### [WHAT YOU ARE ASKED TO DO]
Going through the entries below, copy out each line that contains "JSON".

### [Element data from apps and pages]
+--

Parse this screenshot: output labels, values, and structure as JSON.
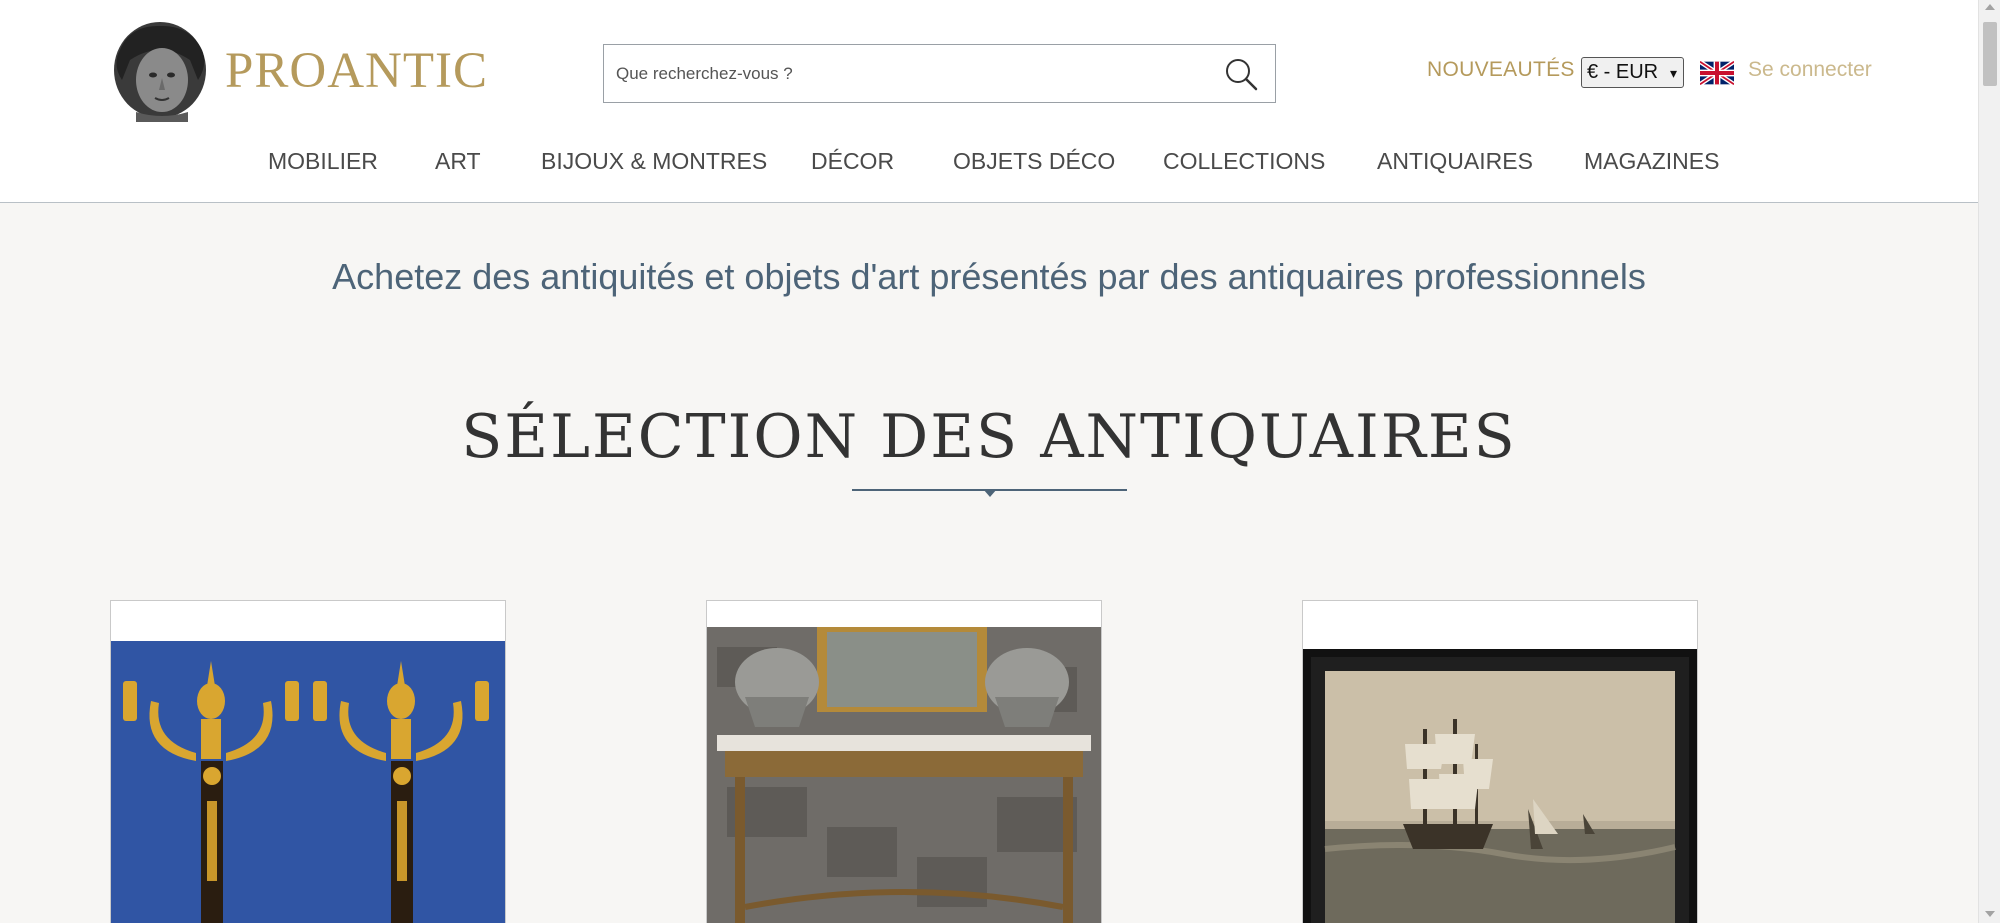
{
  "header": {
    "logo_text": "PROANTIC",
    "search_placeholder": "Que recherchez-vous ?",
    "nouveautes_label": "NOUVEAUTÉS",
    "currency_selected": "€ - EUR",
    "language_flag": "uk-flag-icon",
    "login_label": "Se connecter"
  },
  "nav": {
    "items": [
      {
        "label": "MOBILIER"
      },
      {
        "label": "ART"
      },
      {
        "label": "BIJOUX & MONTRES"
      },
      {
        "label": "DÉCOR"
      },
      {
        "label": "OBJETS DÉCO"
      },
      {
        "label": "COLLECTIONS"
      },
      {
        "label": "ANTIQUAIRES"
      },
      {
        "label": "MAGAZINES"
      }
    ]
  },
  "main": {
    "tagline": "Achetez des antiquités et objets d'art présentés par des antiquaires professionnels",
    "section_title": "SÉLECTION DES ANTIQUAIRES"
  },
  "colors": {
    "brand_gold": "#b59a5c",
    "accent_blue": "#4d6478",
    "background": "#f7f6f4"
  }
}
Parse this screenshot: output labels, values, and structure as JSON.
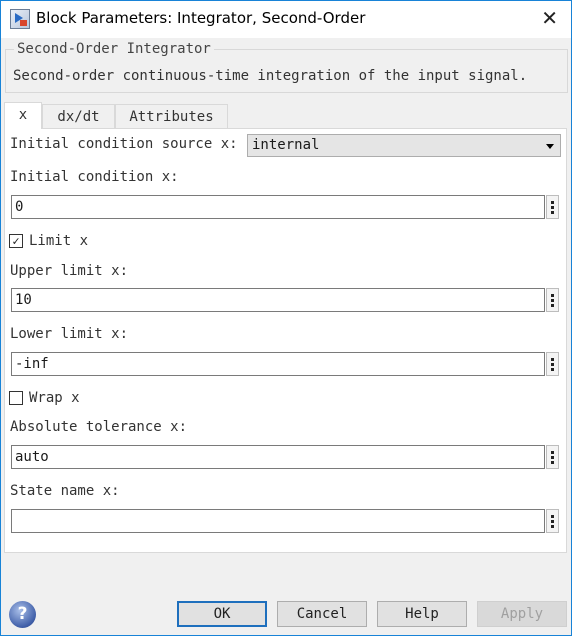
{
  "window": {
    "title": "Block Parameters: Integrator, Second-Order",
    "close_icon": "close-icon"
  },
  "group": {
    "label": "Second-Order Integrator",
    "description": "Second-order continuous-time integration of the input signal."
  },
  "tabs": [
    {
      "label": "x",
      "active": true
    },
    {
      "label": "dx/dt"
    },
    {
      "label": "Attributes"
    }
  ],
  "form": {
    "ic_source_label": "Initial condition source x:",
    "ic_source_value": "internal",
    "ic_label": "Initial condition x:",
    "ic_value": "0",
    "limit_label": "Limit x",
    "limit_checked": true,
    "limit_check_glyph": "✓",
    "upper_label": "Upper limit x:",
    "upper_value": "10",
    "lower_label": "Lower limit x:",
    "lower_value": "-inf",
    "wrap_label": "Wrap x",
    "wrap_checked": false,
    "abstol_label": "Absolute tolerance x:",
    "abstol_value": "auto",
    "state_label": "State name x:",
    "state_value": ""
  },
  "buttons": {
    "ok": "OK",
    "cancel": "Cancel",
    "help": "Help",
    "apply": "Apply",
    "help_glyph": "?"
  },
  "colors": {
    "accent": "#1883d7"
  }
}
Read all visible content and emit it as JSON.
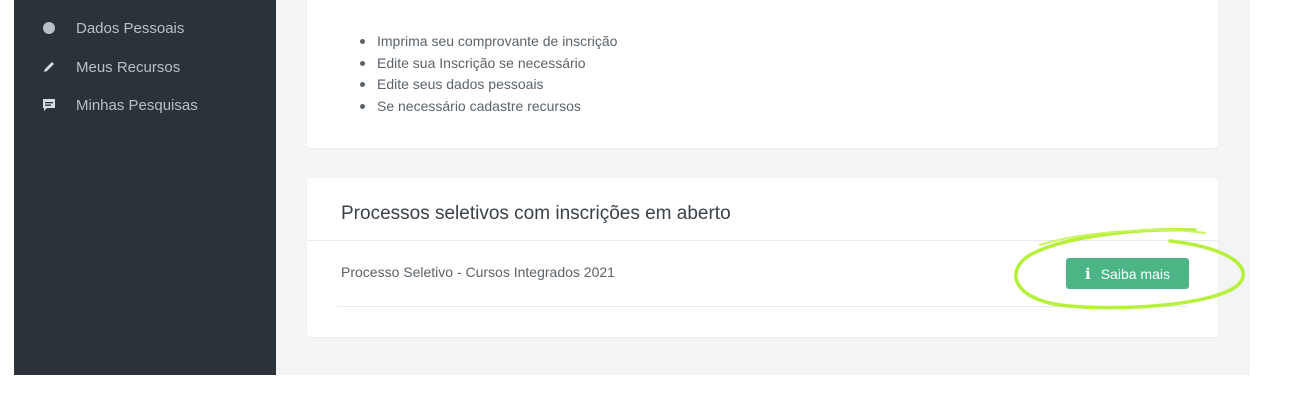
{
  "sidebar": {
    "items": [
      {
        "label": "Dados Pessoais",
        "icon": "person-icon"
      },
      {
        "label": "Meus Recursos",
        "icon": "pencil-icon"
      },
      {
        "label": "Minhas Pesquisas",
        "icon": "comment-icon"
      }
    ]
  },
  "instructions": {
    "items": [
      "Imprima seu comprovante de inscrição",
      "Edite sua Inscrição se necessário",
      "Edite seus dados pessoais",
      "Se necessário cadastre recursos"
    ]
  },
  "processes": {
    "title": "Processos seletivos com inscrições em aberto",
    "rows": [
      {
        "name": "Processo Seletivo - Cursos Integrados 2021",
        "button_label": "Saiba mais",
        "button_icon": "info-icon"
      }
    ]
  },
  "colors": {
    "sidebar_bg": "#2b3338",
    "main_bg": "#f2f4f6",
    "button_green": "#4cb585",
    "highlight": "#b6f03a"
  }
}
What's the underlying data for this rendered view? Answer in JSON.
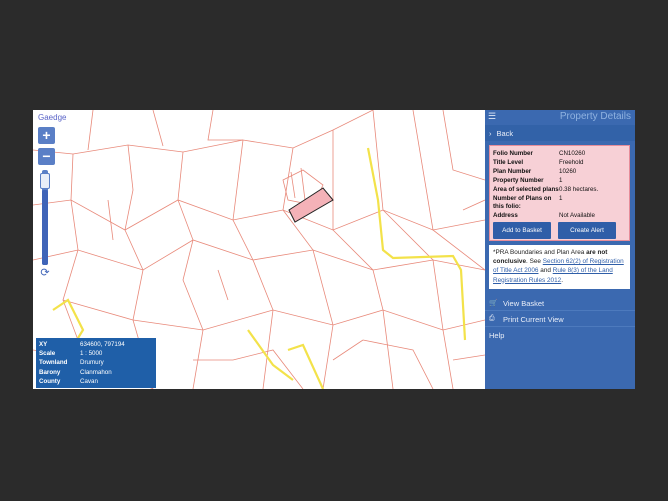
{
  "map": {
    "townland_label": "Gaedge",
    "zoom_in": "+",
    "zoom_out": "−",
    "refresh_icon": "refresh-icon",
    "info": {
      "rows": [
        {
          "k": "XY",
          "v": "634600, 797194"
        },
        {
          "k": "Scale",
          "v": "1 : 5000"
        },
        {
          "k": "Townland",
          "v": "Drumury"
        },
        {
          "k": "Barony",
          "v": "Clanmahon"
        },
        {
          "k": "County",
          "v": "Cavan"
        }
      ]
    },
    "colors": {
      "boundary": "#e8897a",
      "road": "#f3e24a",
      "selected": "#f4b2b8"
    }
  },
  "panel": {
    "title": "Property Details",
    "menu_icon": "menu-icon",
    "back_label": "Back",
    "details": {
      "rows": [
        {
          "k": "Folio Number",
          "v": "CN10260"
        },
        {
          "k": "Title Level",
          "v": "Freehold"
        },
        {
          "k": "Plan Number",
          "v": "10260"
        },
        {
          "k": "Property Number",
          "v": "1"
        },
        {
          "k": "Area of selected plans",
          "v": "0.38 hectares."
        },
        {
          "k": "Number of Plans on this folio:",
          "v": "1"
        },
        {
          "k": "Address",
          "v": "Not Available"
        }
      ],
      "add_basket": "Add to Basket",
      "create_alert": "Create Alert"
    },
    "notice": {
      "prefix": "*PRA Boundaries and Plan Area ",
      "bold": "are not conclusive",
      "mid": ". See ",
      "link1": "Section 62(2) of Registration of Title Act 2006",
      "and": " and ",
      "link2": "Rule 8(3) of the Land Registration Rules 2012",
      "end": "."
    },
    "links": {
      "view_basket": "View Basket",
      "print_view": "Print Current View",
      "help": "Help"
    }
  }
}
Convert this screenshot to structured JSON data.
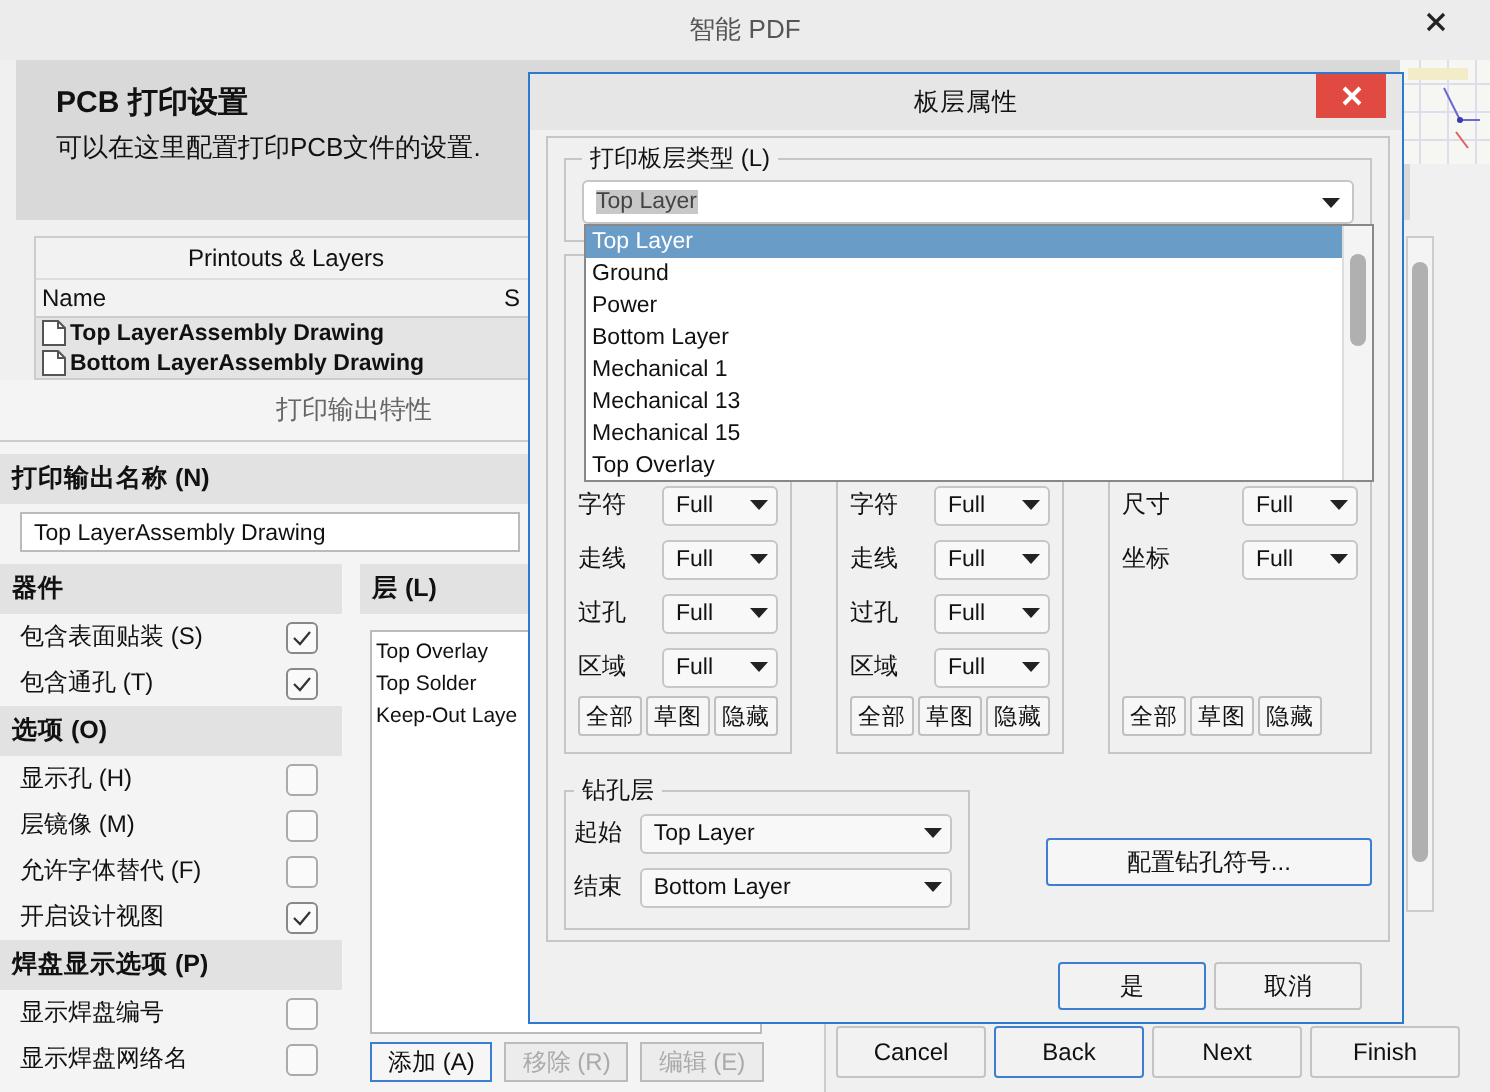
{
  "main_window": {
    "title": "智能 PDF"
  },
  "header": {
    "title": "PCB 打印设置",
    "subtitle": "可以在这里配置打印PCB文件的设置."
  },
  "printouts_table": {
    "heading": "Printouts & Layers",
    "columns": [
      "Name",
      "S"
    ],
    "rows": [
      {
        "name": "Top LayerAssembly Drawing"
      },
      {
        "name": "Bottom LayerAssembly Drawing"
      }
    ]
  },
  "properties": {
    "title": "打印输出特性",
    "name_label": "打印输出名称 (N)",
    "name_value": "Top LayerAssembly Drawing",
    "sections": [
      {
        "heading": "器件",
        "options": [
          {
            "label": "包含表面贴装 (S)",
            "checked": true
          },
          {
            "label": "包含通孔 (T)",
            "checked": true
          }
        ]
      },
      {
        "heading": "选项 (O)",
        "options": [
          {
            "label": "显示孔 (H)",
            "checked": false
          },
          {
            "label": "层镜像 (M)",
            "checked": false
          },
          {
            "label": "允许字体替代 (F)",
            "checked": false
          },
          {
            "label": "开启设计视图",
            "checked": true
          }
        ]
      },
      {
        "heading": "焊盘显示选项 (P)",
        "options": [
          {
            "label": "显示焊盘编号",
            "checked": false
          },
          {
            "label": "显示焊盘网络名",
            "checked": false
          }
        ]
      }
    ],
    "layers": {
      "heading": "层 (L)",
      "items": [
        "Top Overlay",
        "Top Solder",
        "Keep-Out Laye"
      ],
      "buttons": [
        {
          "label": "添加 (A)",
          "disabled": false
        },
        {
          "label": "移除 (R)",
          "disabled": true
        },
        {
          "label": "编辑 (E)",
          "disabled": true
        }
      ]
    }
  },
  "wizard_buttons": [
    {
      "label": "Cancel",
      "default": false
    },
    {
      "label": "Back",
      "default": true
    },
    {
      "label": "Next",
      "default": false
    },
    {
      "label": "Finish",
      "default": false
    }
  ],
  "dialog": {
    "title": "板层属性",
    "layer_type": {
      "label": "打印板层类型 (L)",
      "value": "Top Layer",
      "options": [
        {
          "label": "Top Layer",
          "selected": true
        },
        {
          "label": "Ground",
          "selected": false
        },
        {
          "label": "Power",
          "selected": false
        },
        {
          "label": "Bottom Layer",
          "selected": false
        },
        {
          "label": "Mechanical 1",
          "selected": false
        },
        {
          "label": "Mechanical 13",
          "selected": false
        },
        {
          "label": "Mechanical 15",
          "selected": false
        },
        {
          "label": "Top Overlay",
          "selected": false
        }
      ]
    },
    "groups": [
      {
        "rows": [
          {
            "label": "字符",
            "value": "Full"
          },
          {
            "label": "走线",
            "value": "Full"
          },
          {
            "label": "过孔",
            "value": "Full"
          },
          {
            "label": "区域",
            "value": "Full"
          }
        ],
        "buttons": [
          "全部",
          "草图",
          "隐藏"
        ]
      },
      {
        "rows": [
          {
            "label": "字符",
            "value": "Full"
          },
          {
            "label": "走线",
            "value": "Full"
          },
          {
            "label": "过孔",
            "value": "Full"
          },
          {
            "label": "区域",
            "value": "Full"
          }
        ],
        "buttons": [
          "全部",
          "草图",
          "隐藏"
        ]
      },
      {
        "rows": [
          {
            "label": "尺寸",
            "value": "Full"
          },
          {
            "label": "坐标",
            "value": "Full"
          }
        ],
        "buttons": [
          "全部",
          "草图",
          "隐藏"
        ]
      }
    ],
    "drill": {
      "heading": "钻孔层",
      "rows": [
        {
          "label": "起始",
          "value": "Top Layer"
        },
        {
          "label": "结束",
          "value": "Bottom Layer"
        }
      ]
    },
    "drill_symbols_button": "配置钻孔符号...",
    "buttons": [
      "是",
      "取消"
    ]
  }
}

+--

### [WRITTEN REPLY]
Parse this screenshot: output labels, values, and structure as JSON.
Parse this screenshot: output labels, values, and structure as JSON.
Read all visible content and emit it as JSON.
What's the underlying data for this rendered view? Answer in JSON.
Convert this screenshot to structured JSON data.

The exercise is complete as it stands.